“India’s strong reform push in 2016 is welcome and should continue apace. Adoption of the goods and services tax is poised to boost India’s medium-term growth,” the International Monetary Fund (IMF) said in its latest Asia Pacific regional economic update presented at the ongoing annual fall meetings of the IMF and the World Bank here.
“As shown by India, progress on reforms could ignite business investment (including already strong FDI inflows), further boosting domestic demand,” the IMF said.
The multilateral lender projected India’s GDP to grow at 7.6 per cent in both 2016-17 fiscal as well as in and 2017-18 fiscal year, which is 0.1 percentage point higher than its April 2016 World Economic Outlook survey.
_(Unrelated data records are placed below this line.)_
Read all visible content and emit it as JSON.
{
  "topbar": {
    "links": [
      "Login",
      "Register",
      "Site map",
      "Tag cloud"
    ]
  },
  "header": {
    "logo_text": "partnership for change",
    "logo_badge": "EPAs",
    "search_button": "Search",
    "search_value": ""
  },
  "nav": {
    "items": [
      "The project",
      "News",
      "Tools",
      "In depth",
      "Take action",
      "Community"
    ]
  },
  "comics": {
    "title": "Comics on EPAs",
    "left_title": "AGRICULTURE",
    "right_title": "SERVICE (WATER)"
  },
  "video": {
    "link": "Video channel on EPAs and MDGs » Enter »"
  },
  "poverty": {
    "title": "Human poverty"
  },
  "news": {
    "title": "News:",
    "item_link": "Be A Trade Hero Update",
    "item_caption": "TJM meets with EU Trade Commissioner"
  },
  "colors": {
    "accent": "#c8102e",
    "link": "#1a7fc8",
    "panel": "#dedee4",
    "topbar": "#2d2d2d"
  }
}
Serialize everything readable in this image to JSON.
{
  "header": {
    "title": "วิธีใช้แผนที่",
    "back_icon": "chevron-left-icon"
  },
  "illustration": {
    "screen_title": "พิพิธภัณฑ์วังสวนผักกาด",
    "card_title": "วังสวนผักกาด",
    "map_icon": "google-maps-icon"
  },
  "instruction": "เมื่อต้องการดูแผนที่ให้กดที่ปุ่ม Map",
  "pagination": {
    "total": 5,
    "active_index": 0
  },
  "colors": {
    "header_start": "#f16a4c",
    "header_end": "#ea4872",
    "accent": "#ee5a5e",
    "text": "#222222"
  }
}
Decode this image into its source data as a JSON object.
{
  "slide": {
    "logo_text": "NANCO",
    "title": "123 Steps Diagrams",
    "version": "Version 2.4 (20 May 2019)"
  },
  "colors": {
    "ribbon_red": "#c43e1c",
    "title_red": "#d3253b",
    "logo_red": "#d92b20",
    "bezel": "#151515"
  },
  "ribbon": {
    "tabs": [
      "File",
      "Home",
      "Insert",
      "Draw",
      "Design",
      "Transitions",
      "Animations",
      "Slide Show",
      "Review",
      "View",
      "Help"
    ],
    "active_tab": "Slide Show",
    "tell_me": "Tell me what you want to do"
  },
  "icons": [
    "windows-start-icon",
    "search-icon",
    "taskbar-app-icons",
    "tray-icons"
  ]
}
“Monsoon rainfall coming in at normal levels bodes well for agriculture and, along with a decennial rise in government employee salaries, will underpin the ongoing recovery in domestic demand,” the IMF report said.
“Further progress on reforms will boost sentiment, and the incipient recovery of private investment is expected to help broaden the sources of growth amid gradual fiscal consolidation and broadly neutral monetary policy,” it said.
“Medium-term growth has also been revised upward reflecting continued progress on structural reforms,” it added. IMF said India’s growth has continued to benefit from the large improvement in the terms of trade, positive policy actions, including implementation of major structural reforms, gradual reduction in supply-side constraints, and a rebound in confidence.
Government consumption is set to continue to support growth in 2016, it added. At the opening of the meetings here on Thursday, IMF Managing Director Christine Lagarde urged greater global trade integration, warning against tendencies of retreat from globalisation, or reverse globalisation, and multilateralism.
“A retreat from globalisation and multilateralism is a serious risk at a time when international cooperation and coordination are as critical as ever,” Lagarde said in her policy paper presentation.
“This persistent underperformance (global growth) has exposed complex underlying trends in many countries — including the difficulty for some groups to adjust to rapid changes in the global economy,” she said.